“We hope this project will also provide a boost at a time when we are aware how much people are missing their usual evening meet-ups. Thanda is looking forward to finding the inner composer in everyone who takes part, helping them create something that will provide a great testament to the creativity of the people of Leeds in our new building.”

Despite the setbacks posed by the pandemic, Opera North has continued with its £18m redevelopment project on New Briggate, albeit it with new Covid-19 safety measures in place.

The Howard Opera Centre is pencilled in to open later this year. As well as providing new rehearsal facilities for the orchestra and chorus of Opera North, a costume and wigs workshop and administrative offices, the building will feature several public areas.

Among them will be a flexible education centre that will enable audiences of all ages and backgrounds to come together to learn about and participate in music making. 

Anyone accessing the education centre will use the same entrance as the artists and staff in a bid to inspire the younger generation and to encourage a feeling of parity and belonging.

Other public spaces will include a fully accessible atrium and a new restaurant and bar that will replace a row of previously vacant shop units.

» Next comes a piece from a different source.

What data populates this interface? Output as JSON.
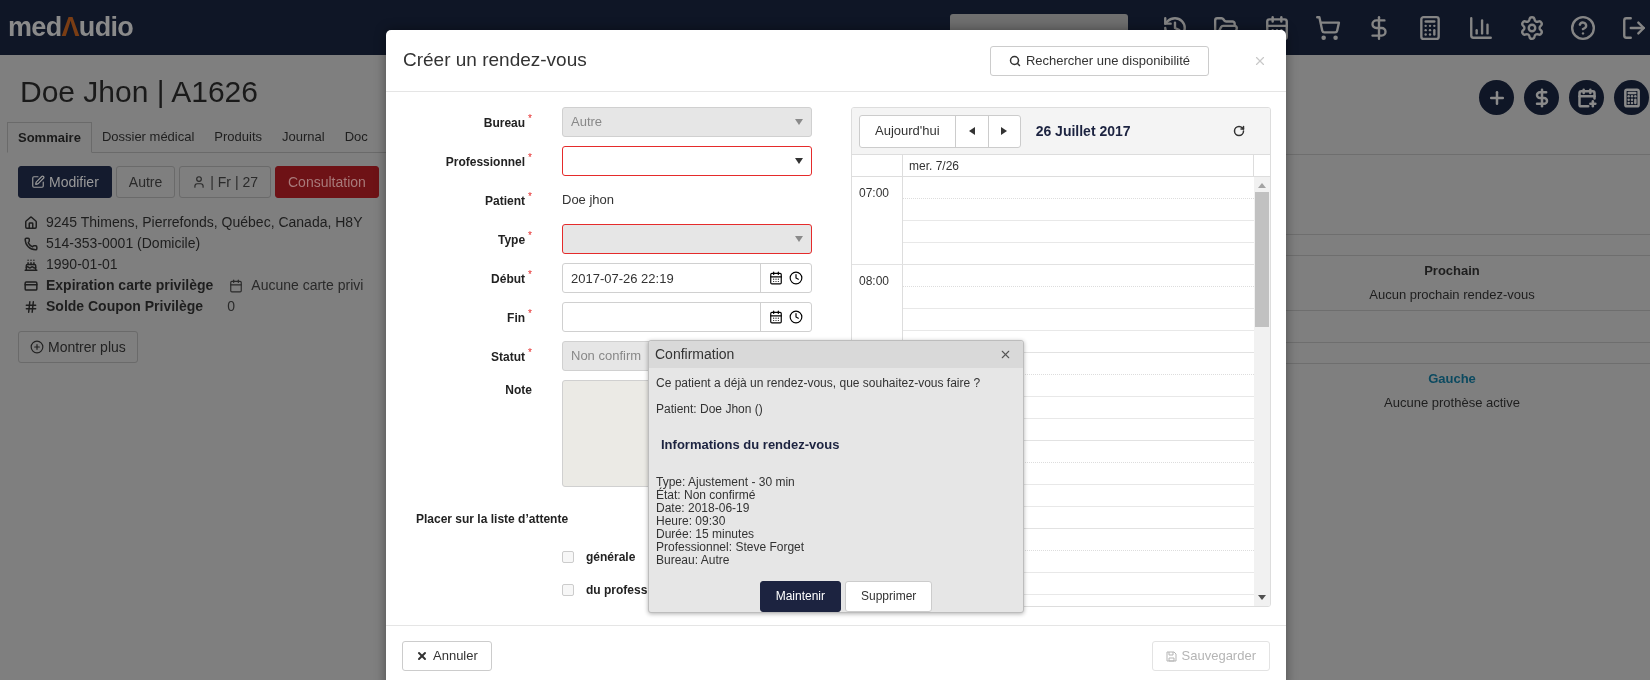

Opera North’s performance venue, the Howard Assembly Room, within Leeds Grand Theatre, will reopen with an enhanced programme of musical and spoken-word events.

The work is being delivered by Sheffield contractors Henry Boot Construction, with the first phase scheduled to open in the late spring and final completion in the diary for autumn.

Opera North’s new orchestra rehearsal studio above the existing Harewood and Linacre rehearsal studios in the Howard Opera Centre, seen from the bottom of Harrison Street, Leeds. Picture: Tom Arber

Opera North general director Richard Mantle says: “We want young musicians to feel that they’re an integral part of Opera North, which is why we’re delighted to be able to give them the opportunity to rehearse in the same building as the chorus and the orchestra.

“Having our own dedicated education centre will facilitate more collaborations with the main stage; open up more learning and performing opportunities for children and young people, and provide extraordinary musical experiences for the wider community every day. 

“We very much hope that people will see the Howard Opera Centre as their artistic home in the city, with Writing Home marking the first step in ensuring they feel a part of the building and everything it represents.”

The company is “very grateful” to all the individuals, trusts and organisations that have helped it to raise more than £17 million towards the Music Works fundraising campaign target of £18 million.

Dr Keith Howard OBE, president of Opera North and founder of Emerald Group Publishing, made a philanthropic gift of £11.25 million; Leeds City Council has pledged to contribute £750,000, together with the lease of the vacant shops on New Briggate, and Arts Council England has provided £1 million, including a £500,000 Capital Kickstart Award.

The balance of the funds has come from private donors, trusts and supporters, including a £1 million donation from the Liz and Terry Bramall Foundation, as well as a significant contribution from Mrs Maureen Pettman and major gifts from private individuals.

In addition, gifts have been pledged by the Marjorie and Arnold Ziff Charitable Foundation; Wolfson Foundation; Backstage Trust; the Kirby Laing Foundation; the Foyle Foundation; 29th May 1961 Charitable Trust; Sir George Martin Trust; Garfield Weston Foundation; J Paul Getty Jnr General Charitable Trust; the Arnold Burton 1998 Charitable Trust and Alerce Trust. 

Opera North has launched the Play Your Part campaign, seeking support from patrons, Friends and audience members, as well as continuing to attract funding from the Leeds business community and further charitable trusts and foundations as it looks to raise the £500,000 still needed for the project.